→ **Assignment**:
This exercise asks for every record to be output again exactly.

Data records

== Segment start ==

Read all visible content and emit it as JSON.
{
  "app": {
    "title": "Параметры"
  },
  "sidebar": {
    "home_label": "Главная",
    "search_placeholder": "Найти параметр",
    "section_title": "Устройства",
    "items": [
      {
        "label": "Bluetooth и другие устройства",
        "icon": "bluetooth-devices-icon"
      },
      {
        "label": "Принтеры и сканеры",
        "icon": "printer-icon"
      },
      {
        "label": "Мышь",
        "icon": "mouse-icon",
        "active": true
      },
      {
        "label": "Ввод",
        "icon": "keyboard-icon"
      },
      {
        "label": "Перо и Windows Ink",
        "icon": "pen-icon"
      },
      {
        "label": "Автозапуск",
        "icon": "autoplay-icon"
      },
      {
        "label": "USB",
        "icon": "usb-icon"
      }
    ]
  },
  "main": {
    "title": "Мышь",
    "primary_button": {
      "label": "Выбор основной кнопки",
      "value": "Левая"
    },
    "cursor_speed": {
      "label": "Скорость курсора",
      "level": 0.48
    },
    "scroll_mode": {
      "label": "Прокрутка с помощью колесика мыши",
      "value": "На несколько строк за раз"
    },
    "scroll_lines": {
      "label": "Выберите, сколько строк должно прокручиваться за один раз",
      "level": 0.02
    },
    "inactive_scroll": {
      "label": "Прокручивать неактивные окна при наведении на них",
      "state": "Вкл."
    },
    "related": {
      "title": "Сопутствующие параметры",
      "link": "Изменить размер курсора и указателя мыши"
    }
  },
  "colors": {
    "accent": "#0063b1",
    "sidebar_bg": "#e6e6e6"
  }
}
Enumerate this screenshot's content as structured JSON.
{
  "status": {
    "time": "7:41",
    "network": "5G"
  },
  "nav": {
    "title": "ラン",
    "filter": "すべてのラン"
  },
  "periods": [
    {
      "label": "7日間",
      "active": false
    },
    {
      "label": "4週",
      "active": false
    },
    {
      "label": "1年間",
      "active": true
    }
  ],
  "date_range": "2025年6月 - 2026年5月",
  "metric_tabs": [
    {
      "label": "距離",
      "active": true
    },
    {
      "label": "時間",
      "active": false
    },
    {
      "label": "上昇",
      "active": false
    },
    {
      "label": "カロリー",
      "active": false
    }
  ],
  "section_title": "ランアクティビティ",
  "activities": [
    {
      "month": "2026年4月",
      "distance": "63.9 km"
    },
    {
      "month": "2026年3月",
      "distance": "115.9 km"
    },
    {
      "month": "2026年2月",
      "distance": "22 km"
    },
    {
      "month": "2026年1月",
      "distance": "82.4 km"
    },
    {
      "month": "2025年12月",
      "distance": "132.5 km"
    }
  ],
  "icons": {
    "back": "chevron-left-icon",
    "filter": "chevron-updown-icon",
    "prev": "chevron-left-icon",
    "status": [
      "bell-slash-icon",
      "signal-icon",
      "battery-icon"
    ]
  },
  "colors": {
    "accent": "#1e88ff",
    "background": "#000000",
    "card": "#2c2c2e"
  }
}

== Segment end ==

→ **Solution to this task**:
Read all visible content and emit it as JSON.
{
  "app": {
    "title": "Параметры"
  },
  "sidebar": {
    "home_label": "Главная",
    "search_placeholder": "Найти параметр",
    "section_title": "Устройства",
    "items": [
      {
        "label": "Bluetooth и другие устройства",
        "icon": "bluetooth-devices-icon"
      },
      {
        "label": "Принтеры и сканеры",
        "icon": "printer-icon"
      },
      {
        "label": "Мышь",
        "icon": "mouse-icon",
        "active": true
      },
      {
        "label": "Ввод",
        "icon": "keyboard-icon"
      },
      {
        "label": "Перо и Windows Ink",
        "icon": "pen-icon"
      },
      {
        "label": "Автозапуск",
        "icon": "autoplay-icon"
      },
      {
        "label": "USB",
        "icon": "usb-icon"
      }
    ]
  },
  "main": {
    "title": "Мышь",
    "primary_button": {
      "label": "Выбор основной кнопки",
      "value": "Левая"
    },
    "cursor_speed": {
      "label": "Скорость курсора",
      "level": 0.48
    },
    "scroll_mode": {
      "label": "Прокрутка с помощью колесика мыши",
      "value": "На несколько строк за раз"
    },
    "scroll_lines": {
      "label": "Выберите, сколько строк должно прокручиваться за один раз",
      "level": 0.02
    },
    "inactive_scroll": {
      "label": "Прокручивать неактивные окна при наведении на них",
      "state": "Вкл."
    },
    "related": {
      "title": "Сопутствующие параметры",
      "link": "Изменить размер курсора и указателя мыши"
    }
  },
  "colors": {
    "accent": "#0063b1",
    "sidebar_bg": "#e6e6e6"
  }
}
Enumerate this screenshot's content as structured JSON.
{
  "status": {
    "time": "7:41",
    "network": "5G"
  },
  "nav": {
    "title": "ラン",
    "filter": "すべてのラン"
  },
  "periods": [
    {
      "label": "7日間",
      "active": false
    },
    {
      "label": "4週",
      "active": false
    },
    {
      "label": "1年間",
      "active": true
    }
  ],
  "date_range": "2025年6月 - 2026年5月",
  "metric_tabs": [
    {
      "label": "距離",
      "active": true
    },
    {
      "label": "時間",
      "active": false
    },
    {
      "label": "上昇",
      "active": false
    },
    {
      "label": "カロリー",
      "active": false
    }
  ],
  "section_title": "ランアクティビティ",
  "activities": [
    {
      "month": "2026年4月",
      "distance": "63.9 km"
    },
    {
      "month": "2026年3月",
      "distance": "115.9 km"
    },
    {
      "month": "2026年2月",
      "distance": "22 km"
    },
    {
      "month": "2026年1月",
      "distance": "82.4 km"
    },
    {
      "month": "2025年12月",
      "distance": "132.5 km"
    }
  ],
  "icons": {
    "back": "chevron-left-icon",
    "filter": "chevron-updown-icon",
    "prev": "chevron-left-icon",
    "status": [
      "bell-slash-icon",
      "signal-icon",
      "battery-icon"
    ]
  },
  "colors": {
    "accent": "#1e88ff",
    "background": "#000000",
    "card": "#2c2c2e"
  }
}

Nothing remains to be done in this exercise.